    The argument between multipliers and affordability models has always been an interesting one and as is so often the case there isn’t a black and white answer. Income multipliers can work well, but only on the proviso that they are set at an appropriate level and the lender has ways to deal with ‘outlier’ customers who may not be adequately assessed in that way. (e.g. those on very low incomes, those with a large dependent family or those taking a short C&I repayment term).

    Some of these risks can be mitigated by additional criteria, for example tiered multipliers by term or minimum incomes but the family unit size is less easy to reflect though multipliers and is arguably the biggest risk in terms of true affordability.

    Affordability models, whilst lacking complete transparency do at least try and take more of a real world view, provided the modelling behind it stands up to scrutiny. My experience of the early use of affordability in the noughties by competitors was that they were used to lend more than was normally acceptable under multipliers, but somehow by including the word ‘affordability’ into the name it all looked very responsible and laudable. Truth was, however, that behind the scenes living expenses, stress testing and contingency margins were all pared to the bone.

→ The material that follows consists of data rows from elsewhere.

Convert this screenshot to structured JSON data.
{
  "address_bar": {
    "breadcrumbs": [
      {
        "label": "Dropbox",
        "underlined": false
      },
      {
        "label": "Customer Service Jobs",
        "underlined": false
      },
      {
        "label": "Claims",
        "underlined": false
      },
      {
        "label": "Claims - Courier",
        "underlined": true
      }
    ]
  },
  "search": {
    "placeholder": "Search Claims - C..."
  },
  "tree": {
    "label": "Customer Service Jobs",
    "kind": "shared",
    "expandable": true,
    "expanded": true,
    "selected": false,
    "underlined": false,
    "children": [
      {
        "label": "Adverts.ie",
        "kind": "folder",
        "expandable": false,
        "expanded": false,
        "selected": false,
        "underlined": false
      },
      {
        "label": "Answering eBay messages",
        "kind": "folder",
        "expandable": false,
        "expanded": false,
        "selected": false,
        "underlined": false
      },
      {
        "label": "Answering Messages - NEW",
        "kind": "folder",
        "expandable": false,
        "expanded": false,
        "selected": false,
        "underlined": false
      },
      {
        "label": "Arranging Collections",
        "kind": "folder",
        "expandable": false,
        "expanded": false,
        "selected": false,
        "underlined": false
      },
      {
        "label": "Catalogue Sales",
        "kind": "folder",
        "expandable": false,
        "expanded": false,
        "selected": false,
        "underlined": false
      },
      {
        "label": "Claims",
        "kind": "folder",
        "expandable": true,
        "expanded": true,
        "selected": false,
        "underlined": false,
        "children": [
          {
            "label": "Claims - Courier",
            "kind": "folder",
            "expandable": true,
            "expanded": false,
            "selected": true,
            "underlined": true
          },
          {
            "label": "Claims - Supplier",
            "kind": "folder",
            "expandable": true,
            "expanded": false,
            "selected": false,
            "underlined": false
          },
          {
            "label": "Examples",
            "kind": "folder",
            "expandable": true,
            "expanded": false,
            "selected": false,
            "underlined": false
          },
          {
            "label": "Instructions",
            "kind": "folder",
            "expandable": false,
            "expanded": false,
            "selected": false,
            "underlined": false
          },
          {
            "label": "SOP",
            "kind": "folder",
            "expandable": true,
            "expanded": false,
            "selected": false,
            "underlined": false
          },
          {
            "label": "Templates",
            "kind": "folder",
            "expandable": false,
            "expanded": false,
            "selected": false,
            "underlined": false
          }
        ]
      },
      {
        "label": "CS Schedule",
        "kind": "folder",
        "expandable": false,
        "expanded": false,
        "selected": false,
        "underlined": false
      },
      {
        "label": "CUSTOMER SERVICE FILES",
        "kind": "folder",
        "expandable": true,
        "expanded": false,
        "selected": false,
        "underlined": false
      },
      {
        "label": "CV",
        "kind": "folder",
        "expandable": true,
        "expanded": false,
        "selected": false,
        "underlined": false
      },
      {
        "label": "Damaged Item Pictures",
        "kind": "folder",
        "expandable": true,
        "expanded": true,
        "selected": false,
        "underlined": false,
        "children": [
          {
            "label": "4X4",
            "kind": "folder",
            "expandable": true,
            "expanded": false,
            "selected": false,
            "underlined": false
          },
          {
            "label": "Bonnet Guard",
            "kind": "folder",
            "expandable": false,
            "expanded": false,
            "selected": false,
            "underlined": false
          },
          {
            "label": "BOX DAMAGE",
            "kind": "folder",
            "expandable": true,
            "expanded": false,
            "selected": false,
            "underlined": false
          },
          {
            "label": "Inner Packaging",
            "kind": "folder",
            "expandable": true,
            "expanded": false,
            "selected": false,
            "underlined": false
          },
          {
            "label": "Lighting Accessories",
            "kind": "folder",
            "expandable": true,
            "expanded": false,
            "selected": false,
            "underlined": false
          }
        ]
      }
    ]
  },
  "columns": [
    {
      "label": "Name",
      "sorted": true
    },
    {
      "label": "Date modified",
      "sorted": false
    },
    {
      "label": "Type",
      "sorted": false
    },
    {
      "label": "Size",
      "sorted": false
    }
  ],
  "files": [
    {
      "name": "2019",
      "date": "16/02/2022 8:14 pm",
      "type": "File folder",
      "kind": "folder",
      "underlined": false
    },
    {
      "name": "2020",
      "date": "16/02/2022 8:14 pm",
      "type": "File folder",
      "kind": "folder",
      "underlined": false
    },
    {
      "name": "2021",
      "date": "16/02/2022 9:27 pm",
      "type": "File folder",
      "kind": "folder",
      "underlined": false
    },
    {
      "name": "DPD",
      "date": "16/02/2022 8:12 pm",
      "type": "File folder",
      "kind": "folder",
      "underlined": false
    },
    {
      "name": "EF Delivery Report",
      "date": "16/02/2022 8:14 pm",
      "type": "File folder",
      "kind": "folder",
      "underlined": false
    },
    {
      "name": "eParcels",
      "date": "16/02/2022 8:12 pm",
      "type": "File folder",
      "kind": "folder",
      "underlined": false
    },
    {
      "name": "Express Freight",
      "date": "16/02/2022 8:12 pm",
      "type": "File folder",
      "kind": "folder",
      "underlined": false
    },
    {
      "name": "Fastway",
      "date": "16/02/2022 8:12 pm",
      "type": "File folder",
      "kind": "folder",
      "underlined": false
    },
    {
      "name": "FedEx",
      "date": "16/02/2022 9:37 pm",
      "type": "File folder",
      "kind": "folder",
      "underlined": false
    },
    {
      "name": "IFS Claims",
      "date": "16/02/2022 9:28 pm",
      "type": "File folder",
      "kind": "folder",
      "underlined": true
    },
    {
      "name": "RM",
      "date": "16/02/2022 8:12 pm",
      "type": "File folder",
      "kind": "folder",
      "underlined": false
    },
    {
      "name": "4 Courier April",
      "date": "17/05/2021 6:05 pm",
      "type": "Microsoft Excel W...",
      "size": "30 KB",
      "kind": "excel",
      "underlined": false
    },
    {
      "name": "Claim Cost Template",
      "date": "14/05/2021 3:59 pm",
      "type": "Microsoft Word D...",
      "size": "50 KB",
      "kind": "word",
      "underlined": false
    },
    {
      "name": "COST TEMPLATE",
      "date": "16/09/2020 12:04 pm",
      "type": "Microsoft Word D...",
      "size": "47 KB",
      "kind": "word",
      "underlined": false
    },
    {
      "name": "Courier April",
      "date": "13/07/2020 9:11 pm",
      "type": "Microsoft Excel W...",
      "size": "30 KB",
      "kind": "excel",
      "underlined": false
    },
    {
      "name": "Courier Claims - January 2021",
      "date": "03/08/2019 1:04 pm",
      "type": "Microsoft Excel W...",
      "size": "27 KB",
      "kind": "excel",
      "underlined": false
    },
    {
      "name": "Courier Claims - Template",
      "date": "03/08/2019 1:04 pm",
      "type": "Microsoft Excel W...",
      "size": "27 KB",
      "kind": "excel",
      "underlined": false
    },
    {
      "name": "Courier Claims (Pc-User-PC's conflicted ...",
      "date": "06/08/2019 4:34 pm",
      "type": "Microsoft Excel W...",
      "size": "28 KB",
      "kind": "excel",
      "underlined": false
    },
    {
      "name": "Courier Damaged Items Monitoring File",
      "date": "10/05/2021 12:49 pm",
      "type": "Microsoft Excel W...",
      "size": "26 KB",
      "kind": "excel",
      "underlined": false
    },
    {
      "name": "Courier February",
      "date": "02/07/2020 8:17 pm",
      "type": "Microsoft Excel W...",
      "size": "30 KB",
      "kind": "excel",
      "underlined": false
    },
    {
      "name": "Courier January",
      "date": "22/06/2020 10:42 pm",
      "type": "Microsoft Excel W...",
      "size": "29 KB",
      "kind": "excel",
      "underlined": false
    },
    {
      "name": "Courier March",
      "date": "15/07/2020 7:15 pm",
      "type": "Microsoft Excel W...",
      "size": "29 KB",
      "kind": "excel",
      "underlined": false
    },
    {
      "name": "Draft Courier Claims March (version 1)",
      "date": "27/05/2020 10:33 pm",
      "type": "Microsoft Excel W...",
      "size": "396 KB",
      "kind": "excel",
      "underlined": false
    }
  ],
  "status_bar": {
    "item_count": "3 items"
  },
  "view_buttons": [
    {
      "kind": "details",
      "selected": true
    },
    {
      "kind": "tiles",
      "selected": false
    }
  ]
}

    I do agree that there is a danger that lenders can regulate volumes though adjustments to the models but lenders should have good governance around such changes and the FSA will review the basis of the models within their supervisory visits; so beware the lender who relaxes the model to court more business without sound rationale.

    So in essence, multipliers have served some lenders pretty well, but only they can’t be genuinely defended as always being accurate alone and a good, well reasoned affordability model should produce more robust decisions. (And with a good old fashioned experienced underwriter in tow even better ones!)

  • John 11th April 2012 at 3:42 pm

    Ive never been convinced of income multiples!

    I have always had massive amount of affordability but always fell down on multiples – never really stacked up.

    Its always felt like I was being penalised for not taking on debt. The affordability stacked but computer said no due to income multiples.

    I just hope they have factored in a check to ensure that affordability remains after an uplift in interest rates.

    However its reassuring that a mainstream lender is being a little more innovative in terms of their approach.

  • GHU 11th April 2012 at 10:45 am

    I’ve never been convinced by affordability calcualtions as they are not transparent. To me it is like adding another tier into credit scoring and is subject to the same degree of manipulation. I know multipliers are old fashioned and in some ways anachronistic but most Building Societies have used them successfully for decades. It was mainly the larger lenders who tried to automate their entire systems that actually disappeared from the market place and many of those had an affordability calculator. If it ain’t broke….!

  • Rob hayes 11th April 2012 at 9:57 am

    A good move.Gross Income mulitples are a crude method of assessing loan affordability whilst a genuine assessment of net income is more accurate. Like most systematised approaches, though, the quality depends on the accuracy of the inputs. It is not the sole determinant of acceptability and lenders capable of applying sound judgement will always have an advantage.

  • Stuart Duncan 11th April 2012 at 9:51 am

    It is a shame that lenders are not tempering their changes by referring to the latest MMR paper instead of the previous one, whose negative impact alone demonstrates how poor it was.

    I am very much against the one size fits all approach and there are circumstances where income multiples are more helpful (e.g. when one member of a couple cannot go on the mortgage for whatever reason).